**What is required:**
A verbatim copy of the data is wanted, minus any picture in it.

# # # # # # #

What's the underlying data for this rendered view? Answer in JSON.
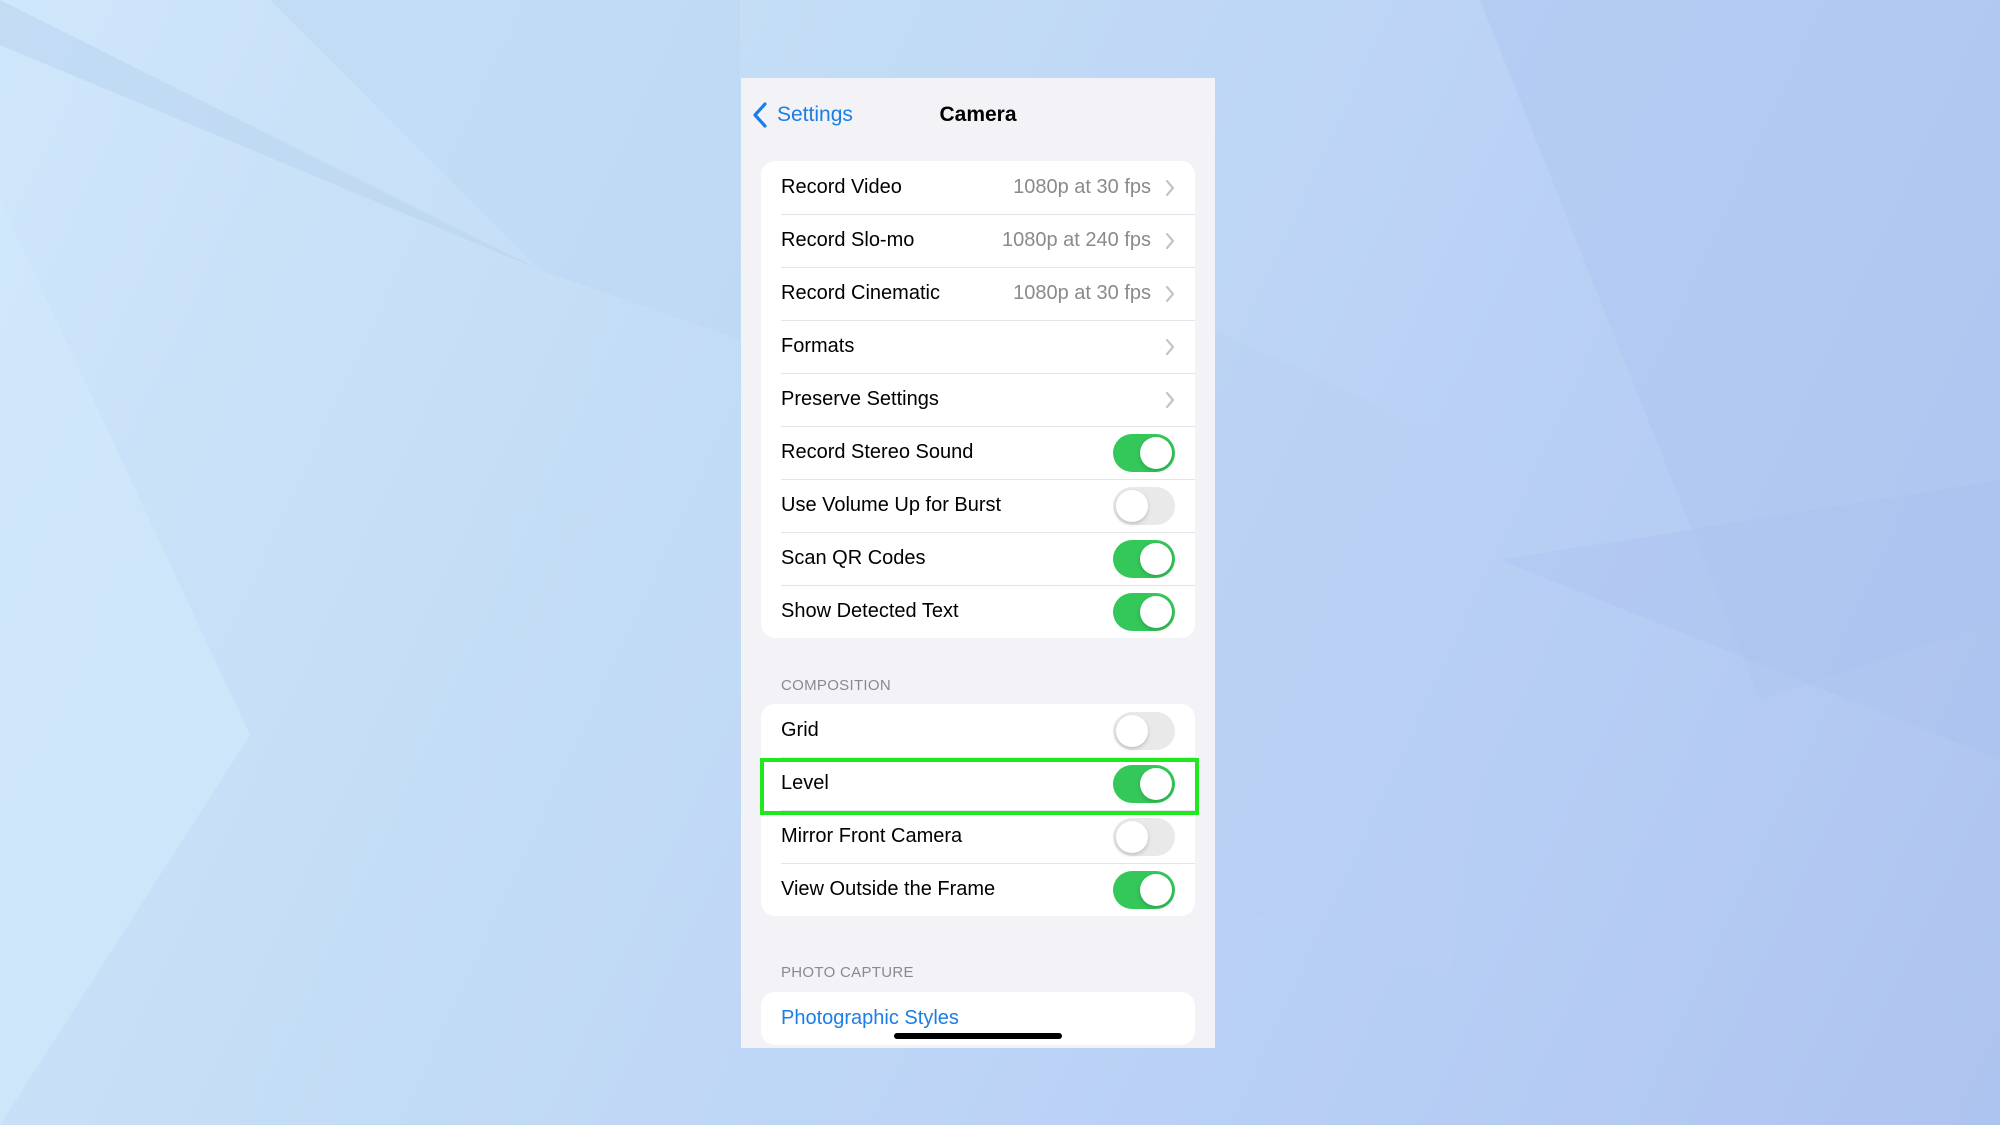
{
  "nav": {
    "back_label": "Settings",
    "title": "Camera"
  },
  "group1": [
    {
      "label": "Record Video",
      "value": "1080p at 30 fps",
      "type": "disclosure"
    },
    {
      "label": "Record Slo-mo",
      "value": "1080p at 240 fps",
      "type": "disclosure"
    },
    {
      "label": "Record Cinematic",
      "value": "1080p at 30 fps",
      "type": "disclosure"
    },
    {
      "label": "Formats",
      "value": "",
      "type": "disclosure"
    },
    {
      "label": "Preserve Settings",
      "value": "",
      "type": "disclosure"
    },
    {
      "label": "Record Stereo Sound",
      "type": "toggle",
      "on": true
    },
    {
      "label": "Use Volume Up for Burst",
      "type": "toggle",
      "on": false
    },
    {
      "label": "Scan QR Codes",
      "type": "toggle",
      "on": true
    },
    {
      "label": "Show Detected Text",
      "type": "toggle",
      "on": true
    }
  ],
  "composition": {
    "header": "COMPOSITION",
    "items": [
      {
        "label": "Grid",
        "type": "toggle",
        "on": false
      },
      {
        "label": "Level",
        "type": "toggle",
        "on": true,
        "highlighted": true
      },
      {
        "label": "Mirror Front Camera",
        "type": "toggle",
        "on": false
      },
      {
        "label": "View Outside the Frame",
        "type": "toggle",
        "on": true
      }
    ]
  },
  "photo_capture": {
    "header": "PHOTO CAPTURE",
    "items": [
      {
        "label": "Photographic Styles",
        "type": "link"
      }
    ]
  },
  "colors": {
    "accent": "#1a7ee6",
    "toggle_on": "#34c759",
    "toggle_off": "#e9e9ea",
    "highlight": "#1fe81f"
  }
}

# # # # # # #

**Written answer:**
What's the underlying data for this rendered view? Answer in JSON.
{
  "nav": {
    "back_label": "Settings",
    "title": "Camera"
  },
  "group1": [
    {
      "label": "Record Video",
      "value": "1080p at 30 fps",
      "type": "disclosure"
    },
    {
      "label": "Record Slo-mo",
      "value": "1080p at 240 fps",
      "type": "disclosure"
    },
    {
      "label": "Record Cinematic",
      "value": "1080p at 30 fps",
      "type": "disclosure"
    },
    {
      "label": "Formats",
      "value": "",
      "type": "disclosure"
    },
    {
      "label": "Preserve Settings",
      "value": "",
      "type": "disclosure"
    },
    {
      "label": "Record Stereo Sound",
      "type": "toggle",
      "on": true
    },
    {
      "label": "Use Volume Up for Burst",
      "type": "toggle",
      "on": false
    },
    {
      "label": "Scan QR Codes",
      "type": "toggle",
      "on": true
    },
    {
      "label": "Show Detected Text",
      "type": "toggle",
      "on": true
    }
  ],
  "composition": {
    "header": "COMPOSITION",
    "items": [
      {
        "label": "Grid",
        "type": "toggle",
        "on": false
      },
      {
        "label": "Level",
        "type": "toggle",
        "on": true,
        "highlighted": true
      },
      {
        "label": "Mirror Front Camera",
        "type": "toggle",
        "on": false
      },
      {
        "label": "View Outside the Frame",
        "type": "toggle",
        "on": true
      }
    ]
  },
  "photo_capture": {
    "header": "PHOTO CAPTURE",
    "items": [
      {
        "label": "Photographic Styles",
        "type": "link"
      }
    ]
  },
  "colors": {
    "accent": "#1a7ee6",
    "toggle_on": "#34c759",
    "toggle_off": "#e9e9ea",
    "highlight": "#1fe81f"
  }
}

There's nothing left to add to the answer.